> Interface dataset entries
+ + + +

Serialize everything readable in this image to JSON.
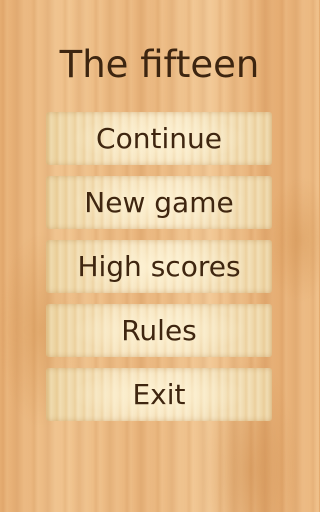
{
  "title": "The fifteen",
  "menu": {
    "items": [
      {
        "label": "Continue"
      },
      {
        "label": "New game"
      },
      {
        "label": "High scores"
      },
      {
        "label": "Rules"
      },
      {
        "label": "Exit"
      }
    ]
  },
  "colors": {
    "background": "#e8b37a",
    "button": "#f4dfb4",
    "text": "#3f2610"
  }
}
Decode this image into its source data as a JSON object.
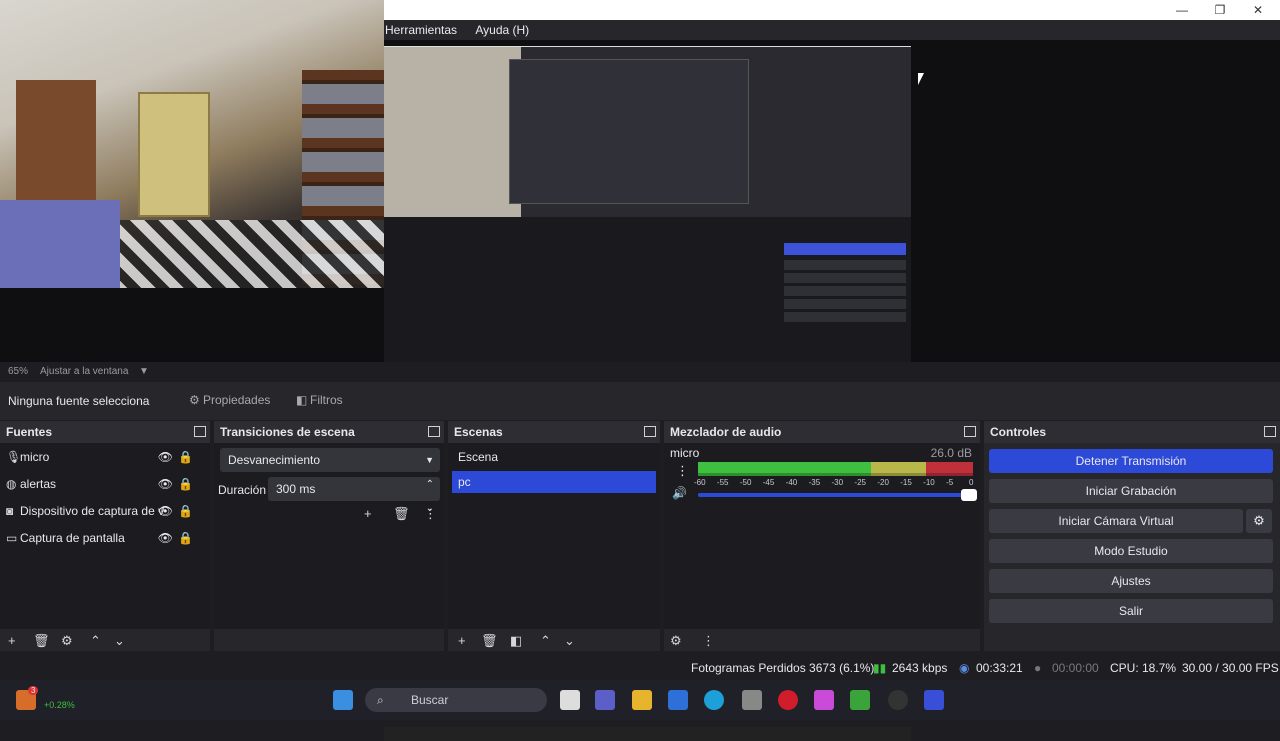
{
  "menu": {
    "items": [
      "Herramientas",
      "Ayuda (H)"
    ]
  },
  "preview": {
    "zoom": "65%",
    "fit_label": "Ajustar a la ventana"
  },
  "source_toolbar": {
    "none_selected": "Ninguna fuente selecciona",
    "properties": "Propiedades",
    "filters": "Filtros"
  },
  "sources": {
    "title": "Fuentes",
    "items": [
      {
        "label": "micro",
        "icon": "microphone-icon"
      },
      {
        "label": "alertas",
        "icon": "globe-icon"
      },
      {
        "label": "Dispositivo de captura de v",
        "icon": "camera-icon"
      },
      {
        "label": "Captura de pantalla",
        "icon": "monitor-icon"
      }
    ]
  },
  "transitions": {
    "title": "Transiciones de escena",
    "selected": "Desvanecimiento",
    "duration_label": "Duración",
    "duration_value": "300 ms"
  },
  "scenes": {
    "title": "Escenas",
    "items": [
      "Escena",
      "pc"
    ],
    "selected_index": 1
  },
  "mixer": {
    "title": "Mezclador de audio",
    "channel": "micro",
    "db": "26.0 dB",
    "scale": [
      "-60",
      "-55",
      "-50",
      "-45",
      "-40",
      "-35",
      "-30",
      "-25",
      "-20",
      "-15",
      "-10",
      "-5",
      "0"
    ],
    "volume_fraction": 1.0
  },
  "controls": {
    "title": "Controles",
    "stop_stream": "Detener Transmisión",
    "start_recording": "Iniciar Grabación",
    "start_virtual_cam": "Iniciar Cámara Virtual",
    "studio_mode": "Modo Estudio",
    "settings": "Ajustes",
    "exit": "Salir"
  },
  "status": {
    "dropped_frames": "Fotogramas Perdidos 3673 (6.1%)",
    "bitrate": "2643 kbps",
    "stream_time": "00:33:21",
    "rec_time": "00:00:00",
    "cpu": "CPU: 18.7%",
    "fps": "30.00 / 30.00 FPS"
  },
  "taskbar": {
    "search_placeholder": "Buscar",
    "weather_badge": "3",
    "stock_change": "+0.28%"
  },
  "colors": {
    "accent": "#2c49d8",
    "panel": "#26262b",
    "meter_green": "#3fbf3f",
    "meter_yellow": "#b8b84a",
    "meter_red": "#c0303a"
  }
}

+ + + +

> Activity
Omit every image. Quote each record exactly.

> Result for this exercise
Serialize everything readable in this image to JSON.
{
  "title": "The fifteen",
  "menu": {
    "items": [
      {
        "label": "Continue"
      },
      {
        "label": "New game"
      },
      {
        "label": "High scores"
      },
      {
        "label": "Rules"
      },
      {
        "label": "Exit"
      }
    ]
  },
  "colors": {
    "background": "#e8b37a",
    "button": "#f4dfb4",
    "text": "#3f2610"
  }
}
Decode this image into its source data as a JSON object.
{
  "menu": {
    "items": [
      "Herramientas",
      "Ayuda (H)"
    ]
  },
  "preview": {
    "zoom": "65%",
    "fit_label": "Ajustar a la ventana"
  },
  "source_toolbar": {
    "none_selected": "Ninguna fuente selecciona",
    "properties": "Propiedades",
    "filters": "Filtros"
  },
  "sources": {
    "title": "Fuentes",
    "items": [
      {
        "label": "micro",
        "icon": "microphone-icon"
      },
      {
        "label": "alertas",
        "icon": "globe-icon"
      },
      {
        "label": "Dispositivo de captura de v",
        "icon": "camera-icon"
      },
      {
        "label": "Captura de pantalla",
        "icon": "monitor-icon"
      }
    ]
  },
  "transitions": {
    "title": "Transiciones de escena",
    "selected": "Desvanecimiento",
    "duration_label": "Duración",
    "duration_value": "300 ms"
  },
  "scenes": {
    "title": "Escenas",
    "items": [
      "Escena",
      "pc"
    ],
    "selected_index": 1
  },
  "mixer": {
    "title": "Mezclador de audio",
    "channel": "micro",
    "db": "26.0 dB",
    "scale": [
      "-60",
      "-55",
      "-50",
      "-45",
      "-40",
      "-35",
      "-30",
      "-25",
      "-20",
      "-15",
      "-10",
      "-5",
      "0"
    ],
    "volume_fraction": 1.0
  },
  "controls": {
    "title": "Controles",
    "stop_stream": "Detener Transmisión",
    "start_recording": "Iniciar Grabación",
    "start_virtual_cam": "Iniciar Cámara Virtual",
    "studio_mode": "Modo Estudio",
    "settings": "Ajustes",
    "exit": "Salir"
  },
  "status": {
    "dropped_frames": "Fotogramas Perdidos 3673 (6.1%)",
    "bitrate": "2643 kbps",
    "stream_time": "00:33:21",
    "rec_time": "00:00:00",
    "cpu": "CPU: 18.7%",
    "fps": "30.00 / 30.00 FPS"
  },
  "taskbar": {
    "search_placeholder": "Buscar",
    "weather_badge": "3",
    "stock_change": "+0.28%"
  },
  "colors": {
    "accent": "#2c49d8",
    "panel": "#26262b",
    "meter_green": "#3fbf3f",
    "meter_yellow": "#b8b84a",
    "meter_red": "#c0303a"
  }
}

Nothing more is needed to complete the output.